The ultimate reality check that saved Munster
Reformed Queensland State of Origin star Cameron Munster has opened up about his battle with alcohol and anxiety, and revealed how the fear of being sacked by Melbourne was the wake-up call that has transformed him from party boy to future Maroons captain.
Munster will be one of Queensland's key men in the series opener, but just 18 months ago his career was at a crossroads after an alcohol-fuelled altercation with Maroons teammate Ben Hunt during Australia's 2017 World Cup campaign.
Kangaroos coach Mal Meninga told Munster to pull his head in or he would never wear green-and-gold again.
Then came the most terrifying meeting of his career, when Munster left the Australian camp to face his club coach Craig Bellamy, who sat him down in his Melbourne office and gave the Maroons five-eighth the ultimate reality check.
Bellamy said he desperately wanted Munster to succeed, but warned him, one more slip-up … and it's over.
"To be honest with you, I was going to get sacked by Melbourne," said Munster, who plays his fifth Origin game this Wednesday night.
"I won't sugar-coat it. At the end of 2017, I was pretty much given the door.
"But Craig Bellamy showed faith in me and said, 'No I like him, I want to keep him,' and he's the main reason why I am still at the Storm.
"I am forever in his debt."
Such was Munster's determination to repay Bellamy, he signed a new four-year $4 million deal last November, rejecting a number of lucrative offers to remain loyal to the Storm club that nursed him through his darkest days.
Munster will never forget hitting rock bottom during Australia's World Cup campaign.
He would wake up to a 9am beer, and was so bored some days he turned to gambling and drinking as he searched for meaning in his life.
But over the past 12 months, Munster has undergone a life-changing reformation.
With the help of Storm psychologist Jacqui Louder, Munster has come to terms with his anxiety and the influence of alcohol on his moods.
While he is viewed as one of Queensland's most relaxed figures, it masks Munster's insecurities.
Despite being one of the elite players in the game, he still asks close mates if he is really good enough to be playing NRL.
A larrikin by nature, Rockhampton-born Munster, 24, still enjoys a drink, but says he has struck the right balance between work and play.
Munster is so highly regarded in the Queensland set-that up he is viewed as a successor to 2019 skipper Daly Cherry-Evans.
"I've kept it nice and quiet with the drink," Munster says.
"I'm not as trusting as I used to be. I have a little group of friends I trust now and I just don't talk willy nilly about everything with everyone.
"It's something I've learnt, you can't trust everyone and that's something I've focused on, is who are my really close friends and family.
"I took a backward step and looked at my life. I changed my ways on everything I have done.
"Being from a country town in Rockhampton, you can get away with a lot more and be a bit of a larrikin and a bit of a silly bugger, but I wasn't aware of my surroundings when I was out and about (in Melbourne).
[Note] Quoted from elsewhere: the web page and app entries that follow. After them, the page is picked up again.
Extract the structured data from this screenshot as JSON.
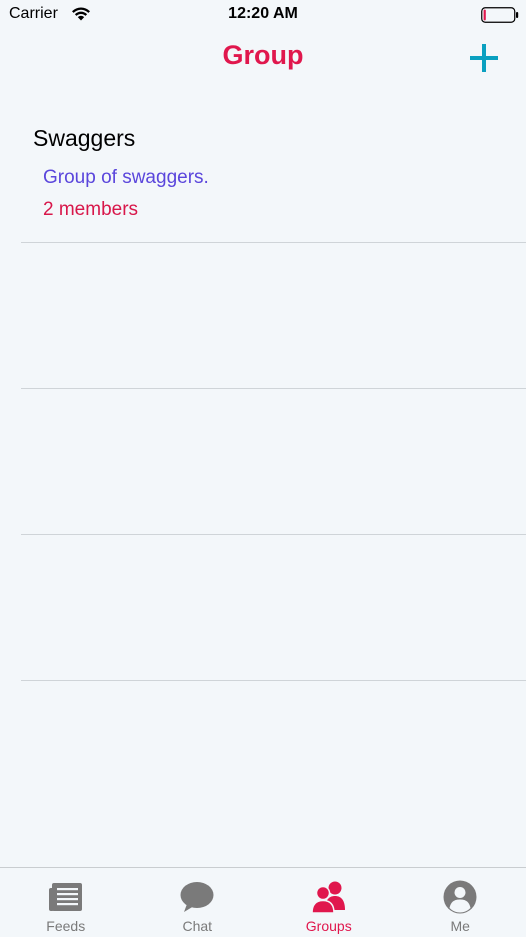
{
  "status_bar": {
    "carrier": "Carrier",
    "time": "12:20 AM",
    "wifi_icon": "wifi-icon",
    "battery_icon": "battery-low-icon"
  },
  "nav": {
    "title": "Group",
    "add_icon": "plus-icon"
  },
  "groups": [
    {
      "name": "Swaggers",
      "description": "Group of swaggers.",
      "members": "2 members"
    }
  ],
  "tabs": [
    {
      "label": "Feeds",
      "icon": "newspaper-icon",
      "active": false
    },
    {
      "label": "Chat",
      "icon": "chat-bubble-icon",
      "active": false
    },
    {
      "label": "Groups",
      "icon": "users-icon",
      "active": true
    },
    {
      "label": "Me",
      "icon": "user-circle-icon",
      "active": false
    }
  ],
  "colors": {
    "accent": "#e0174d",
    "add_button": "#0aa0c0",
    "description": "#5a46dc",
    "inactive_tab": "#7a7a7a",
    "background": "#f3f7fa"
  }
}
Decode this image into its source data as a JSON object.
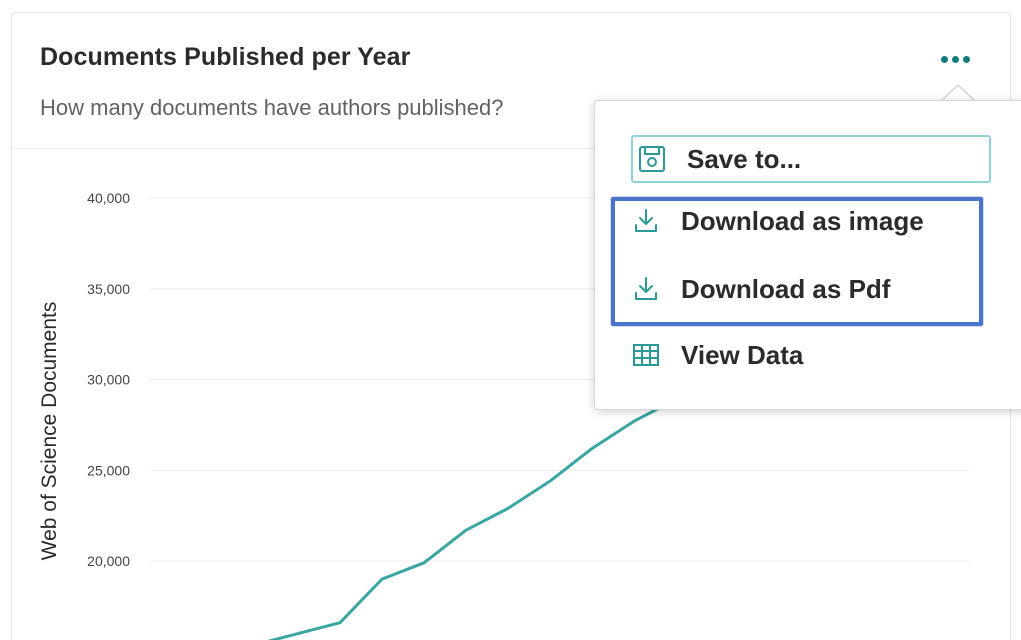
{
  "card": {
    "title": "Documents Published per Year",
    "subtitle": "How many documents have authors published?"
  },
  "icons": {
    "more": "more-horizontal-icon",
    "save": "save-to-icon",
    "download": "download-icon",
    "table": "table-grid-icon"
  },
  "colors": {
    "accent": "#3aa6a0",
    "more_dots": "#117a7a",
    "highlight": "#4a74c9",
    "gridline": "#ececec"
  },
  "menu": {
    "items": [
      {
        "label": "Save to...",
        "icon": "save-to-icon"
      },
      {
        "label": "Download as image",
        "icon": "download-icon"
      },
      {
        "label": "Download as Pdf",
        "icon": "download-icon"
      },
      {
        "label": "View Data",
        "icon": "table-grid-icon"
      }
    ]
  },
  "chart_data": {
    "type": "line",
    "title": "Documents Published per Year",
    "subtitle": "How many documents have authors published?",
    "xlabel": "",
    "ylabel": "Web of Science Documents",
    "ylim": [
      15000,
      42000
    ],
    "y_ticks": [
      {
        "value": 40000,
        "label": "40,000"
      },
      {
        "value": 35000,
        "label": "35,000"
      },
      {
        "value": 30000,
        "label": "30,000"
      },
      {
        "value": 25000,
        "label": "25,000"
      },
      {
        "value": 20000,
        "label": "20,000"
      }
    ],
    "grid": true,
    "series": [
      {
        "values": [
          15000,
          15300,
          15400,
          16000,
          16600,
          19000,
          19900,
          21700,
          22900,
          24400,
          26200,
          27700,
          28900
        ]
      }
    ]
  }
}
"My attitude stunk, so that's something I had to clear up."
Munster wonders where he would be without the Storm's professional help.
"Initially, I wasn't really open to talking to a psychologist," he said.
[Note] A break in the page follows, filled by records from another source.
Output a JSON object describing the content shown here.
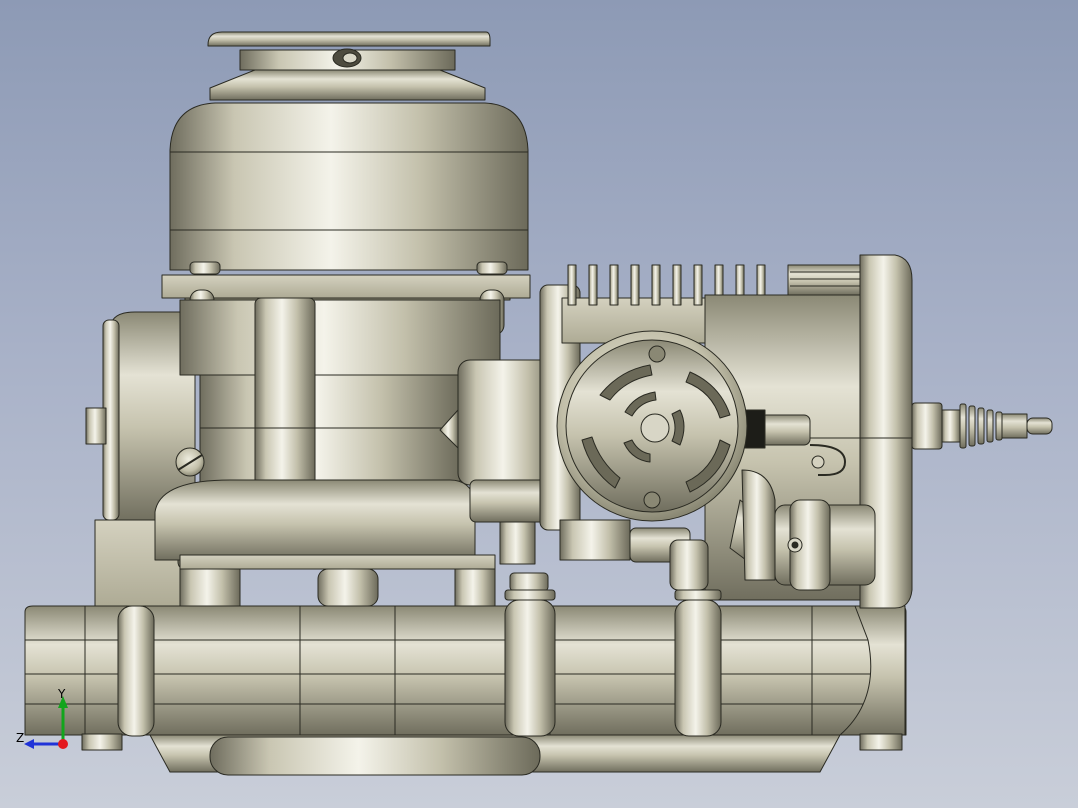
{
  "viewport": {
    "background_top": "#8d9ab5",
    "background_bottom": "#c9ced9",
    "model_color": "#bdbaa3",
    "edge_color": "#2a2a22"
  },
  "triad": {
    "axis_y_label": "Y",
    "axis_z_label": "Z",
    "y_color": "#12a51c",
    "z_color": "#2033d8",
    "x_color": "#e3181e"
  }
}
"I didn't really feel comfortable talking to anyone really, but when alcohol was becoming an outlet, I needed to get help.
"I owe everything to Melbourne. It was the main reason why I decided to sign a new deal with them for the next four years."
Once an unashamed bachelor, Munster bought a home last year and is settled with his new partner.
"I have never seen him so settled. I've never known anyone so houseproud. He keeps it spotless," his manager Shaun Pyne said.
"Cameron Munster's turnaround has a lot to do with him, but also the Melbourne Storm.
"The support systems they have put in place for Cam and the psychological help they have provided has been a massive team effort.
"Before his outlet was going to the pub and having a good time with his mates living in their flat together.
"Now he lives in his home and it's made him grow up and take some responsibility.
"Cam comes across as a relaxed, easygoing guy, but he does get anxious and he does worry. Jacqui at the Storm has been amazing in helping Cam with his anxiety and how alcohol can affect his moods.
"I've always believed in this game that happy people are happy footballers.
"Craig Bellamy has been incredible for Cam. He has a soft spot for Cam but he doesn't tolerate dickheads.
"When Cameron signed his new deal, I said, 'Mate, you have to have a million-dollar diet, a million-dollar preparation and a million-dollar attitude.'
"He's now one of the game's highest-paid players, so he needs to play and act accordingly.
"The penny has dropped for Cam."